- **REQUIRED WORK**
Go through the material and pull out every line with the string "library" in it.

- **TASK MATERIAL**
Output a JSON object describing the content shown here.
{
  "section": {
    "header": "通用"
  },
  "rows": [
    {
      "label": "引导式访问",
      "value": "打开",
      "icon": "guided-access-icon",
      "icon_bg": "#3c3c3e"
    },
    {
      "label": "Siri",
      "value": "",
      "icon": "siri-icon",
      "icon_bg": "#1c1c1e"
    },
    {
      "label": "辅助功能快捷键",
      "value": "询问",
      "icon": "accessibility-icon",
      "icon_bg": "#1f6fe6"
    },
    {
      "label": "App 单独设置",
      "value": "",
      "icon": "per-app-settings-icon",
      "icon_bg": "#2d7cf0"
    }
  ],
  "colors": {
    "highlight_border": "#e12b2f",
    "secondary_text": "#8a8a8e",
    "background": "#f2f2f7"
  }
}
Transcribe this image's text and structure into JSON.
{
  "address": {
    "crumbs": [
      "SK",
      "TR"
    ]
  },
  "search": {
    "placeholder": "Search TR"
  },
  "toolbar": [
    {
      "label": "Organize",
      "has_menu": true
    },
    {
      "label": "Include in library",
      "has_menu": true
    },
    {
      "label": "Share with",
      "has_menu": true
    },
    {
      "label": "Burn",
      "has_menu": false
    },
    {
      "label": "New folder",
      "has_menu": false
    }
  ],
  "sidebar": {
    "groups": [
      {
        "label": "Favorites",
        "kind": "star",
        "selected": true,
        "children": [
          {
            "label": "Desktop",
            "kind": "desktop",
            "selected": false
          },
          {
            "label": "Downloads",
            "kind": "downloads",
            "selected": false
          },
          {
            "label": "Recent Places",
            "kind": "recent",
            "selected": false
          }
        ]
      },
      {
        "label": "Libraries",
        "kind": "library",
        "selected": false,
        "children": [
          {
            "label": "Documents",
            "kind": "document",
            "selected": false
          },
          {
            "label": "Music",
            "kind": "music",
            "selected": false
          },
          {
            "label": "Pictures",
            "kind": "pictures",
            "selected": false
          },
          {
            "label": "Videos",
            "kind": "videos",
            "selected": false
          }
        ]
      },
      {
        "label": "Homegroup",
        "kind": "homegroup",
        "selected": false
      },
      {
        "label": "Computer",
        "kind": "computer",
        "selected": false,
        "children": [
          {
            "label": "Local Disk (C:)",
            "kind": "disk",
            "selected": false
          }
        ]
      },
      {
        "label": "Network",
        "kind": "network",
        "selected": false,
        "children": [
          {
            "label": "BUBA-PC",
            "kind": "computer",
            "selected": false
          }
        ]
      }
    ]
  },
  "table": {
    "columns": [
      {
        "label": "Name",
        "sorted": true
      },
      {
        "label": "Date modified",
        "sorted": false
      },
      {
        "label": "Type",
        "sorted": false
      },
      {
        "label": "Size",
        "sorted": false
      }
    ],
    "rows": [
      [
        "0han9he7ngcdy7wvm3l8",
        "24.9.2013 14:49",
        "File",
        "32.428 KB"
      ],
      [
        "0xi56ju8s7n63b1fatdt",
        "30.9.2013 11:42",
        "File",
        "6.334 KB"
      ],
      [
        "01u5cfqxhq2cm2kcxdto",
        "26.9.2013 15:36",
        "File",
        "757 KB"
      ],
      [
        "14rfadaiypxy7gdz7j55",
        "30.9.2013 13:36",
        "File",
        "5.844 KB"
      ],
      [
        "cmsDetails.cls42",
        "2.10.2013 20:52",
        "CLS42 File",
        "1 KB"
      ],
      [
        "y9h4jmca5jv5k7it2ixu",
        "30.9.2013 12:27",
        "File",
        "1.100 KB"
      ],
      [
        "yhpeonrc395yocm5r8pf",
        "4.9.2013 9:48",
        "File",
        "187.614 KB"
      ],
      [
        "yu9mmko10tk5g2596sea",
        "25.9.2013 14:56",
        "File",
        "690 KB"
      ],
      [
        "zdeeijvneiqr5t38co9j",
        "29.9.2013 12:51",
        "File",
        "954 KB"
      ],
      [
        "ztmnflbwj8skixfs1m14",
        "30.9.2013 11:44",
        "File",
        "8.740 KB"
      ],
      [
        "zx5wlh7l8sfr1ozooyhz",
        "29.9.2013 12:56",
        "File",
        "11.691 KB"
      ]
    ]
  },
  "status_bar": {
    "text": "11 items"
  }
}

- **TASK SOLUTION**
      "label": "Include in library",
        "kind": "library",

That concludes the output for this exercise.